Data about app and page elements:
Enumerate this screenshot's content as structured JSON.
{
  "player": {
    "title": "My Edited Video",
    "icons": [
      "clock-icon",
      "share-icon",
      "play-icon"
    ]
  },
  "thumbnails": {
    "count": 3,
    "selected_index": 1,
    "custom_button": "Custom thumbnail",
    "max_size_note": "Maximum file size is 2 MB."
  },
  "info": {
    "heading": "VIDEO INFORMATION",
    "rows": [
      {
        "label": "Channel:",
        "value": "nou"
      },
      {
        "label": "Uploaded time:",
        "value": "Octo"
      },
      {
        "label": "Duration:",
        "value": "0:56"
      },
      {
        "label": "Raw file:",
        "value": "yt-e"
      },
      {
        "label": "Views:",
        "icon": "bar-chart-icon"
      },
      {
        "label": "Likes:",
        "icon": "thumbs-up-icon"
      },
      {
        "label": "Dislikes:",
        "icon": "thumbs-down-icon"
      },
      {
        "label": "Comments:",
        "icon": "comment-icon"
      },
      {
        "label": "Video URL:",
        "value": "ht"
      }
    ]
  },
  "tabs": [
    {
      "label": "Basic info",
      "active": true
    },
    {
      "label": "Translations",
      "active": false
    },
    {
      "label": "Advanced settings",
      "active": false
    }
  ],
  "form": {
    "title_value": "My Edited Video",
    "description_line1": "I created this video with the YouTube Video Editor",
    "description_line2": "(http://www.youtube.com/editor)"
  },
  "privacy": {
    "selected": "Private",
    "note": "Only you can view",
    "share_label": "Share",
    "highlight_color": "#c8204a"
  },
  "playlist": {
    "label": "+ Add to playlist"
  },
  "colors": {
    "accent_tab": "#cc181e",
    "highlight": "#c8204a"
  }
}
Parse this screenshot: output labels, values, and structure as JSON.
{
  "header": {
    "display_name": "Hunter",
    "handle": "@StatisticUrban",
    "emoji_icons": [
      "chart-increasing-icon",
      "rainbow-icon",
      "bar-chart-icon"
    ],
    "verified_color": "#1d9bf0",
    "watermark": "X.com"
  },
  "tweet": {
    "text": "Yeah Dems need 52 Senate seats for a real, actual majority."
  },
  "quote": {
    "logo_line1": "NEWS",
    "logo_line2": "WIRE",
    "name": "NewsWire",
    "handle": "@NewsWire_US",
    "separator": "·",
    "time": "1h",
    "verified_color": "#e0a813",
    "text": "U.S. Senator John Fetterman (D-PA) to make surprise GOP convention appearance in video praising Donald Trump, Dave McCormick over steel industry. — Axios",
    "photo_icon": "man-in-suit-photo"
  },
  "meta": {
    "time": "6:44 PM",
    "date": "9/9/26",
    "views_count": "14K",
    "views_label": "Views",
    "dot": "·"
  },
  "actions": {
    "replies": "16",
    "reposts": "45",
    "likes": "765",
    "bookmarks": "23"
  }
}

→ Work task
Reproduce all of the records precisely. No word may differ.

→ Result
Enumerate this screenshot's content as structured JSON.
{
  "player": {
    "title": "My Edited Video",
    "icons": [
      "clock-icon",
      "share-icon",
      "play-icon"
    ]
  },
  "thumbnails": {
    "count": 3,
    "selected_index": 1,
    "custom_button": "Custom thumbnail",
    "max_size_note": "Maximum file size is 2 MB."
  },
  "info": {
    "heading": "VIDEO INFORMATION",
    "rows": [
      {
        "label": "Channel:",
        "value": "nou"
      },
      {
        "label": "Uploaded time:",
        "value": "Octo"
      },
      {
        "label": "Duration:",
        "value": "0:56"
      },
      {
        "label": "Raw file:",
        "value": "yt-e"
      },
      {
        "label": "Views:",
        "icon": "bar-chart-icon"
      },
      {
        "label": "Likes:",
        "icon": "thumbs-up-icon"
      },
      {
        "label": "Dislikes:",
        "icon": "thumbs-down-icon"
      },
      {
        "label": "Comments:",
        "icon": "comment-icon"
      },
      {
        "label": "Video URL:",
        "value": "ht"
      }
    ]
  },
  "tabs": [
    {
      "label": "Basic info",
      "active": true
    },
    {
      "label": "Translations",
      "active": false
    },
    {
      "label": "Advanced settings",
      "active": false
    }
  ],
  "form": {
    "title_value": "My Edited Video",
    "description_line1": "I created this video with the YouTube Video Editor",
    "description_line2": "(http://www.youtube.com/editor)"
  },
  "privacy": {
    "selected": "Private",
    "note": "Only you can view",
    "share_label": "Share",
    "highlight_color": "#c8204a"
  },
  "playlist": {
    "label": "+ Add to playlist"
  },
  "colors": {
    "accent_tab": "#cc181e",
    "highlight": "#c8204a"
  }
}
Parse this screenshot: output labels, values, and structure as JSON.
{
  "header": {
    "display_name": "Hunter",
    "handle": "@StatisticUrban",
    "emoji_icons": [
      "chart-increasing-icon",
      "rainbow-icon",
      "bar-chart-icon"
    ],
    "verified_color": "#1d9bf0",
    "watermark": "X.com"
  },
  "tweet": {
    "text": "Yeah Dems need 52 Senate seats for a real, actual majority."
  },
  "quote": {
    "logo_line1": "NEWS",
    "logo_line2": "WIRE",
    "name": "NewsWire",
    "handle": "@NewsWire_US",
    "separator": "·",
    "time": "1h",
    "verified_color": "#e0a813",
    "text": "U.S. Senator John Fetterman (D-PA) to make surprise GOP convention appearance in video praising Donald Trump, Dave McCormick over steel industry. — Axios",
    "photo_icon": "man-in-suit-photo"
  },
  "meta": {
    "time": "6:44 PM",
    "date": "9/9/26",
    "views_count": "14K",
    "views_label": "Views",
    "dot": "·"
  },
  "actions": {
    "replies": "16",
    "reposts": "45",
    "likes": "765",
    "bookmarks": "23"
  }
}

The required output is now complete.